'Taut as a thriller' Claire Messud
'A gripping tale of survival at sea - but that's just the beginning' Jennifer Egan
'A smart, swift and thrilling novel' Lauren Groff
From the highly acclaimed author of Schroder, a smart, sophisticated literary page turner about a young family who escape suburbia for a year-long sailing trip that upends all of their lives
Juliet is failing to juggle motherhood and her anemic dissertation when her husband, Michael, informs her that he wants to leave his job and buy a sailboat. The couple are novice sailors, but Michael persuades Juliet to say yes. With their two kids - Sybil, age seven, and George, age two, Juliet and Michael set off for Panama, where their forty-four-foot sailboat awaits them - a boat that Michael has christened the Juliet.
The initial result is transformative: their marriage is given a gust of energy, and even the children are affected by the beauty and wonderful vertigo of travel.

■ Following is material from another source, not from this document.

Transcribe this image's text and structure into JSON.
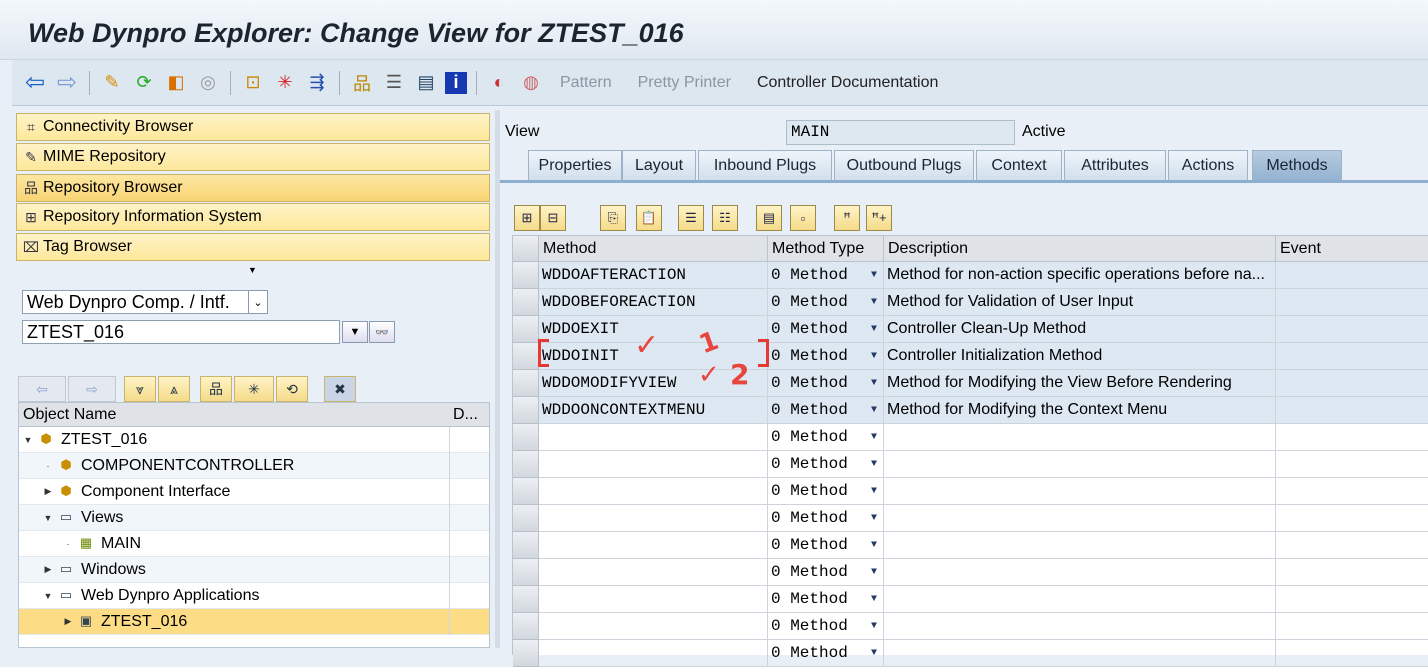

The sea challenges them all - and most of all, Juliet, who suffers from postpartum depression.
Sea Wife is told in gripping dual perspectives: Juliet's first-person narration, after the journey, as she struggles to come to terms with the dire, life-changing events that unfolded at sea; and Michael's captain's log - that provides a riveting, slow-motion account of those same inexorable events.
Exuberant, harrowing, witty, and exquisitely written, Sea Wife is impossible to put down.
A marriage implodes and a husband dies due to the strain of a year sailing around the Caribbean, in Gaige's splendid, wrenching novel (after Schroder). Michael Partlow, an unfulfilled businessman lured by visions of heroic self-sufficiency and idealized memories of his late father, proposes that he and his wife, Juliet a stalled-out poetry PhD candidate and stay-at home mother buy a boat, leave Connecticut, and spend a year sailing with their two young children. Despite Juliet's misgivings and worries, she agrees and the family enters a new wandering lifestyle with moments of joy amid frightening storms, privations, and mounting financial costs. Eventually, the cramped life onboard drives Juliet and Michael into arguments fueled by Juliet's depression and Michael's support of President Trump, and Michael ends up dead from dengue fever. Five months after the end of the voyage, Juliet is mired in a deep depression and gains insight into her marriage by reading Michael's journal, and the story takes a frantic turn when police arrive with questions about a missing person Michael owed money to. Gaige balances the piecemeal explanations of Michael's involvement with a profound depiction of the weight of depression and the pains of a complicated relationship. Every element of this impressive novel clicks into a dazzling, heartbreaking whole. Agent: Kim Witherspoon, InkWell Management.